* _EXERCISE_:
Every record below should be printed exactly as given.

*** Block opens ***

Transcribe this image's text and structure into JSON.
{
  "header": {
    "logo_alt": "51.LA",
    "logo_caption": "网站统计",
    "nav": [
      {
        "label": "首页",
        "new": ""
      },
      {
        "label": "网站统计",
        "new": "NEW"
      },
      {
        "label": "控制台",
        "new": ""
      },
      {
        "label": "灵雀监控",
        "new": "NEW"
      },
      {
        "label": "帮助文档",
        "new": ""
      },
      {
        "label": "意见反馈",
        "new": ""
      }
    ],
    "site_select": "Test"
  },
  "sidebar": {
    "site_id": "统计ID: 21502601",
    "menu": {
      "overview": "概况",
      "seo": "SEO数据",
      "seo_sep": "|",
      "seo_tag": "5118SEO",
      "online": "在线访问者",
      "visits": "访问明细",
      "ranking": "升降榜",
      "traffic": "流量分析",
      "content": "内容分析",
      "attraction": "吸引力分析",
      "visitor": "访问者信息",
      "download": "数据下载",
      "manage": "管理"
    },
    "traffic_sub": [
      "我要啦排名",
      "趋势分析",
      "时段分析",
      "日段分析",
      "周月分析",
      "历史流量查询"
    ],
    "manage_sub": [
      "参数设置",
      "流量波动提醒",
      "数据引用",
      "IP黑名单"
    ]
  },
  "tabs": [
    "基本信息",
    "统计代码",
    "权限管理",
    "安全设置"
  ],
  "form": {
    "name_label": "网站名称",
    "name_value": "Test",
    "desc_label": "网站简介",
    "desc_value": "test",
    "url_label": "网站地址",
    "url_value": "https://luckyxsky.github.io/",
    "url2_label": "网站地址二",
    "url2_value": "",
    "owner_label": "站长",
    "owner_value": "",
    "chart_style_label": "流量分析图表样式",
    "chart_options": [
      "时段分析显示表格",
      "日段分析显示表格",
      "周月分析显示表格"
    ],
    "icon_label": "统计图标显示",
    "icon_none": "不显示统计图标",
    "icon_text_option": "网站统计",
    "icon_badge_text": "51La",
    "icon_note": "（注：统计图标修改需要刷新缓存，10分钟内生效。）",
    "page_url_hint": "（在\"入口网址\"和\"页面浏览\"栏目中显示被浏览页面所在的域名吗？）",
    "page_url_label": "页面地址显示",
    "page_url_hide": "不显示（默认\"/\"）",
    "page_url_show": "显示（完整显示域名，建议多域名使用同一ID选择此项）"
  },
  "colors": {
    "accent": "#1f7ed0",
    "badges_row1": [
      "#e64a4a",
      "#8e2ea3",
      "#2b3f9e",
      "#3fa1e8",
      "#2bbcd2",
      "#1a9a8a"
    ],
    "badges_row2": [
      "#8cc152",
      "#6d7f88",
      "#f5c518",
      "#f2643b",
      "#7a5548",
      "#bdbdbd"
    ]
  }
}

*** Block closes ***

* _COMPLETED TASK_:
Transcribe this image's text and structure into JSON.
{
  "header": {
    "logo_alt": "51.LA",
    "logo_caption": "网站统计",
    "nav": [
      {
        "label": "首页",
        "new": ""
      },
      {
        "label": "网站统计",
        "new": "NEW"
      },
      {
        "label": "控制台",
        "new": ""
      },
      {
        "label": "灵雀监控",
        "new": "NEW"
      },
      {
        "label": "帮助文档",
        "new": ""
      },
      {
        "label": "意见反馈",
        "new": ""
      }
    ],
    "site_select": "Test"
  },
  "sidebar": {
    "site_id": "统计ID: 21502601",
    "menu": {
      "overview": "概况",
      "seo": "SEO数据",
      "seo_sep": "|",
      "seo_tag": "5118SEO",
      "online": "在线访问者",
      "visits": "访问明细",
      "ranking": "升降榜",
      "traffic": "流量分析",
      "content": "内容分析",
      "attraction": "吸引力分析",
      "visitor": "访问者信息",
      "download": "数据下载",
      "manage": "管理"
    },
    "traffic_sub": [
      "我要啦排名",
      "趋势分析",
      "时段分析",
      "日段分析",
      "周月分析",
      "历史流量查询"
    ],
    "manage_sub": [
      "参数设置",
      "流量波动提醒",
      "数据引用",
      "IP黑名单"
    ]
  },
  "tabs": [
    "基本信息",
    "统计代码",
    "权限管理",
    "安全设置"
  ],
  "form": {
    "name_label": "网站名称",
    "name_value": "Test",
    "desc_label": "网站简介",
    "desc_value": "test",
    "url_label": "网站地址",
    "url_value": "https://luckyxsky.github.io/",
    "url2_label": "网站地址二",
    "url2_value": "",
    "owner_label": "站长",
    "owner_value": "",
    "chart_style_label": "流量分析图表样式",
    "chart_options": [
      "时段分析显示表格",
      "日段分析显示表格",
      "周月分析显示表格"
    ],
    "icon_label": "统计图标显示",
    "icon_none": "不显示统计图标",
    "icon_text_option": "网站统计",
    "icon_badge_text": "51La",
    "icon_note": "（注：统计图标修改需要刷新缓存，10分钟内生效。）",
    "page_url_hint": "（在\"入口网址\"和\"页面浏览\"栏目中显示被浏览页面所在的域名吗？）",
    "page_url_label": "页面地址显示",
    "page_url_hide": "不显示（默认\"/\"）",
    "page_url_show": "显示（完整显示域名，建议多域名使用同一ID选择此项）"
  },
  "colors": {
    "accent": "#1f7ed0",
    "badges_row1": [
      "#e64a4a",
      "#8e2ea3",
      "#2b3f9e",
      "#3fa1e8",
      "#2bbcd2",
      "#1a9a8a"
    ],
    "badges_row2": [
      "#8cc152",
      "#6d7f88",
      "#f5c518",
      "#f2643b",
      "#7a5548",
      "#bdbdbd"
    ]
  }
}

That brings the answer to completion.